That’s the principle behind the Navy Precision Optical Interferometer, a Y-shaped installation with a functional diameter of up to 430 meters. Three vacuum-evacuated tubes run along each arm of the “Y,” capable of carrying light from a telescope mirror to the center. At various points, a 5-inch telescope mirror bounces star light to a cylinder affectionately called a “lizard head” that redirects it down one of those tubes. Currently, the instrument works with up to six of these mirrors at a time, spanning a total diameter of 100 meters in “zoom” configuration, or hugging the center when in a “wide angle” mode.
This is where it starts to get tricky. It still has to be true that the light hitting all these mirrors travels the same distance (to within 50 nanometers) before hitting the camera. That’s made a bit tricky by the hardware—if there are two mirrors on an arm of the Y, one is obviously farther from the center. But the sky itself poses other challenges. As stars appear over the horizon, their light has to travel across the array to hit the mirrors on the far side. Something has to be done to very precisely sync up all these rays of light.
Hexbyte – Tech News – Ars Technica | A series of tubes
That’s why there are a series of extra tubes extending off the building that houses the camera. Mirrors are placed at different positions in each tube to make light that had a shorter route run an extra lap, so to speak. Inside the building, there is a second set of fine-tuning tubes to accomplish the same task with increasing precision. Inside each of these tubes, the mirrors sit on movable carts.

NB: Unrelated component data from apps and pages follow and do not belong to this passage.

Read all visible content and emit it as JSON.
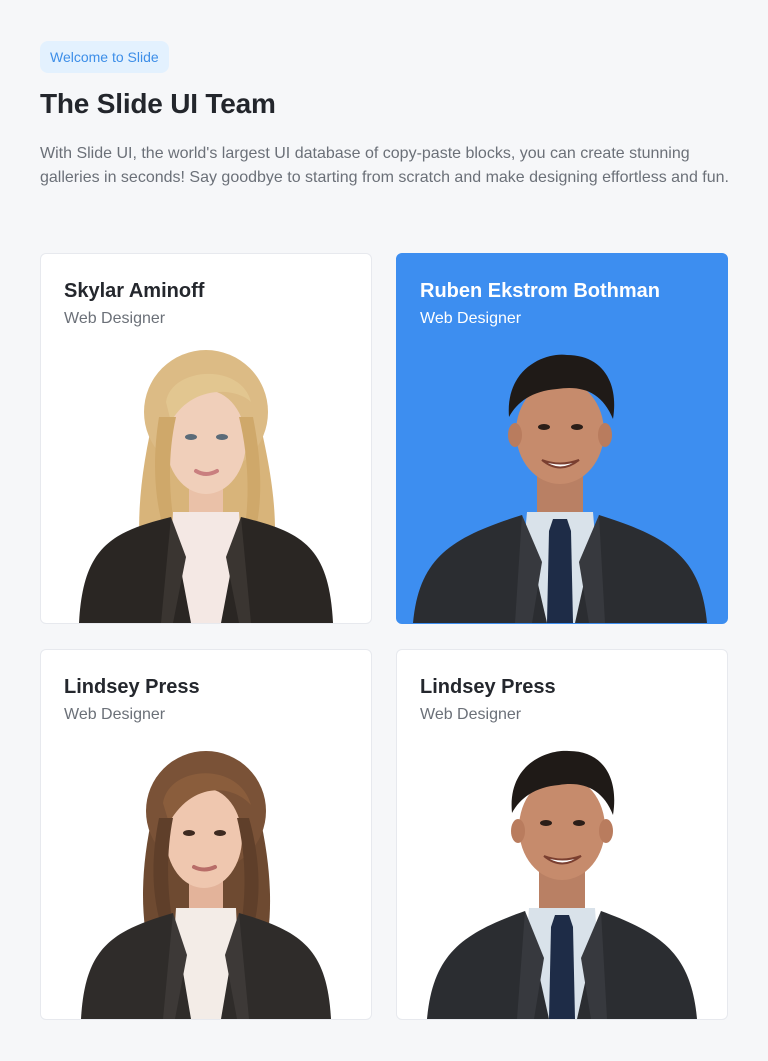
{
  "header": {
    "badge": "Welcome to Slide",
    "title": "The Slide UI Team",
    "description": "With Slide UI, the world's largest UI database of copy-paste blocks, you can create stunning galleries in seconds! Say goodbye to starting from scratch and make designing effortless and fun."
  },
  "team": [
    {
      "name": "Skylar Aminoff",
      "role": "Web Designer",
      "photo": "woman-blonde-portrait"
    },
    {
      "name": "Ruben Ekstrom Bothman",
      "role": "Web Designer",
      "photo": "man-suit-portrait"
    },
    {
      "name": "Lindsey Press",
      "role": "Web Designer",
      "photo": "woman-brunette-portrait"
    },
    {
      "name": "Lindsey Press",
      "role": "Web Designer",
      "photo": "man-suit-portrait"
    }
  ],
  "colors": {
    "accent": "#3d8ef0",
    "badge_bg": "#e3f1fe",
    "badge_text": "#3d8ee8",
    "page_bg": "#f6f7f9",
    "muted_text": "#6b7078"
  }
}
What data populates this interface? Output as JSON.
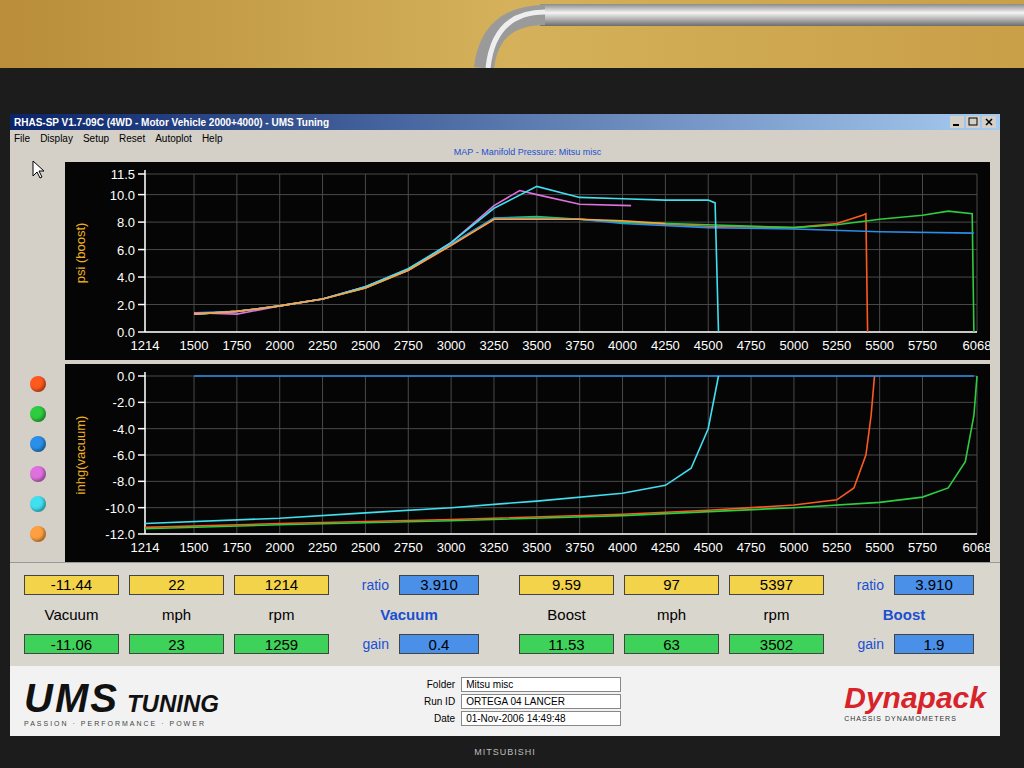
{
  "window": {
    "title": "RHAS-SP V1.7-09C (4WD - Motor Vehicle 2000+4000) - UMS Tuning"
  },
  "menu": [
    "File",
    "Display",
    "Setup",
    "Reset",
    "Autoplot",
    "Help"
  ],
  "chart": {
    "title": "MAP - Manifold Pressure: Mitsu misc",
    "x_ticks": [
      "1214",
      "1500",
      "1750",
      "2000",
      "2250",
      "2500",
      "2750",
      "3000",
      "3250",
      "3500",
      "3750",
      "4000",
      "4250",
      "4500",
      "4750",
      "5000",
      "5250",
      "5500",
      "5750",
      "6068"
    ],
    "boost": {
      "axis_title": "psi (boost)",
      "y_ticks": [
        "11.5",
        "10.0",
        "8.0",
        "6.0",
        "4.0",
        "2.0",
        "0.0"
      ]
    },
    "vacuum": {
      "axis_title": "inhg(vacuum)",
      "y_ticks": [
        "0.0",
        "-2.0",
        "-4.0",
        "-6.0",
        "-8.0",
        "-10.0",
        "-12.0"
      ]
    },
    "series": [
      {
        "color": "#ff5a1e",
        "boost": {
          "rpm": [
            1500,
            1750,
            2000,
            2250,
            2500,
            2750,
            3000,
            3250,
            3500,
            3750,
            4000,
            4500,
            5000,
            5250,
            5400,
            5420,
            5430
          ],
          "psi": [
            1.3,
            1.5,
            1.9,
            2.4,
            3.2,
            4.5,
            6.3,
            8.2,
            8.3,
            8.2,
            8.0,
            7.7,
            7.6,
            7.9,
            8.5,
            8.6,
            0.0
          ]
        },
        "vacuum": {
          "rpm": [
            1214,
            2000,
            3000,
            4000,
            4500,
            5000,
            5250,
            5350,
            5420,
            5450,
            5470
          ],
          "inhg": [
            -11.5,
            -11.2,
            -10.9,
            -10.5,
            -10.2,
            -9.8,
            -9.4,
            -8.5,
            -6.0,
            -3.0,
            0.0
          ]
        }
      },
      {
        "color": "#2ecc40",
        "boost": {
          "rpm": [
            1500,
            1750,
            2000,
            2250,
            2500,
            2750,
            3000,
            3250,
            3500,
            3750,
            4000,
            4500,
            5000,
            5250,
            5500,
            5750,
            5900,
            6040,
            6050
          ],
          "psi": [
            1.3,
            1.5,
            1.9,
            2.4,
            3.2,
            4.5,
            6.4,
            8.3,
            8.4,
            8.2,
            8.0,
            7.8,
            7.6,
            7.8,
            8.2,
            8.5,
            8.8,
            8.6,
            0.0
          ]
        },
        "vacuum": {
          "rpm": [
            1214,
            2000,
            3000,
            4000,
            5000,
            5500,
            5750,
            5900,
            6000,
            6050,
            6068
          ],
          "inhg": [
            -11.6,
            -11.3,
            -11.0,
            -10.6,
            -10.0,
            -9.6,
            -9.2,
            -8.5,
            -6.5,
            -3.0,
            0.0
          ]
        }
      },
      {
        "color": "#2a8fe8",
        "boost": {
          "rpm": [
            1500,
            1750,
            2000,
            2250,
            2500,
            2750,
            3000,
            3250,
            3500,
            3750,
            4000,
            4500,
            5000,
            5500,
            6050
          ],
          "psi": [
            1.4,
            1.5,
            1.9,
            2.4,
            3.3,
            4.6,
            6.4,
            8.3,
            8.3,
            8.2,
            7.9,
            7.6,
            7.5,
            7.3,
            7.2
          ]
        },
        "vacuum": {
          "rpm": [
            1500,
            6050
          ],
          "inhg": [
            0.0,
            0.0
          ]
        }
      },
      {
        "color": "#e070e0",
        "boost": {
          "rpm": [
            1500,
            1750,
            2000,
            2250,
            2500,
            2750,
            3000,
            3250,
            3400,
            3500,
            3750,
            4050
          ],
          "psi": [
            1.4,
            1.3,
            1.9,
            2.4,
            3.3,
            4.5,
            6.5,
            9.2,
            10.3,
            10.0,
            9.3,
            9.2
          ]
        },
        "vacuum": {
          "rpm": [],
          "inhg": []
        }
      },
      {
        "color": "#40e0f0",
        "boost": {
          "rpm": [
            1500,
            1750,
            2000,
            2250,
            2500,
            2750,
            3000,
            3250,
            3500,
            3750,
            4000,
            4250,
            4500,
            4540,
            4560
          ],
          "psi": [
            1.3,
            1.5,
            1.9,
            2.4,
            3.3,
            4.6,
            6.5,
            9.0,
            10.6,
            9.8,
            9.7,
            9.6,
            9.6,
            9.4,
            0.0
          ]
        },
        "vacuum": {
          "rpm": [
            1214,
            2000,
            2500,
            3000,
            3500,
            4000,
            4250,
            4400,
            4500,
            4560
          ],
          "inhg": [
            -11.2,
            -10.8,
            -10.4,
            -10.0,
            -9.5,
            -8.9,
            -8.3,
            -7.0,
            -4.0,
            0.0
          ]
        }
      },
      {
        "color": "#ffa040",
        "boost": {
          "rpm": [
            1500,
            1750,
            2000,
            2250,
            2500,
            2750,
            3000,
            3250,
            3500,
            3750,
            4000,
            4250
          ],
          "psi": [
            1.3,
            1.5,
            1.9,
            2.4,
            3.2,
            4.5,
            6.3,
            8.2,
            8.2,
            8.2,
            8.1,
            7.9
          ]
        },
        "vacuum": {
          "rpm": [],
          "inhg": []
        }
      }
    ]
  },
  "readouts": [
    {
      "title": "Vacuum",
      "labels": [
        "Vacuum",
        "mph",
        "rpm"
      ],
      "hold": [
        "-11.44",
        "22",
        "1214"
      ],
      "current": [
        "-11.06",
        "23",
        "1259"
      ],
      "ratio_label": "ratio",
      "ratio": "3.910",
      "gain_label": "gain",
      "gain": "0.4"
    },
    {
      "title": "Boost",
      "labels": [
        "Boost",
        "mph",
        "rpm"
      ],
      "hold": [
        "9.59",
        "97",
        "5397"
      ],
      "current": [
        "11.53",
        "63",
        "3502"
      ],
      "ratio_label": "ratio",
      "ratio": "3.910",
      "gain_label": "gain",
      "gain": "1.9"
    }
  ],
  "footer": {
    "logo": {
      "name": "UMS",
      "sub": "TUNING",
      "tagline": "PASSION · PERFORMANCE · POWER"
    },
    "info": [
      {
        "label": "Folder",
        "value": "Mitsu misc"
      },
      {
        "label": "Run ID",
        "value": "ORTEGA 04 LANCER"
      },
      {
        "label": "Date",
        "value": "01-Nov-2006 14:49:48"
      }
    ],
    "brand": {
      "name": "Dynapack",
      "tagline": "CHASSIS DYNAMOMETERS"
    }
  },
  "monitor": {
    "brand": "MITSUBISHI"
  }
}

And on the cart, there are three more levels of adjustment: a lever arm on the cart, a voice coil (like a speaker driver) on the lever arm, and a tiny, expanding piezoelectric crystal on the voice coil. The end result is that all the light paths can be dialed in to even less than the 50nm requirement.
Once properly adjusted, the light is ready to meet a camera. But if you’re expecting to see a simple little electronic box stuck on the end of these tubes (as I was), you’re way off. Instead, you enter a climate-controlled room that looks like a college physics classroom just after the students left. Tubes enter through the wall and… end. The light shoots out into the open room. An incredible series of hand-sized mirrors arrayed on tables (referred to as “the switchyard”) redirect the light toward an enclosed table on the side of the room that itself holds a Tinkertoy arrangement of mirrors, light-splitting panes, and prisms. Here, light coming from the various mirrors is combined and fiddled with before finally traveling down a fiber-optic cable to reach the image-capturing sensors in the next room.
To be fair, this particular setup is about to be replaced by a modernized version that is slightly less complicated. There are still a couple mirrors in each line, but they will feed into delicate fiber-optic lines connected to something resembling an integrated circuit chip that performs all the functions of the current camera table, only in miniature. Behind that lies new off-the-shelf cameras built for medicine. “It’s all this technology that came out of astronomy, went into medical imaging for mammograms, for doing fluorescence microscopy,” van Belle explained. “It’s all been commercialized and so it’s easy to use now. It comes with software!”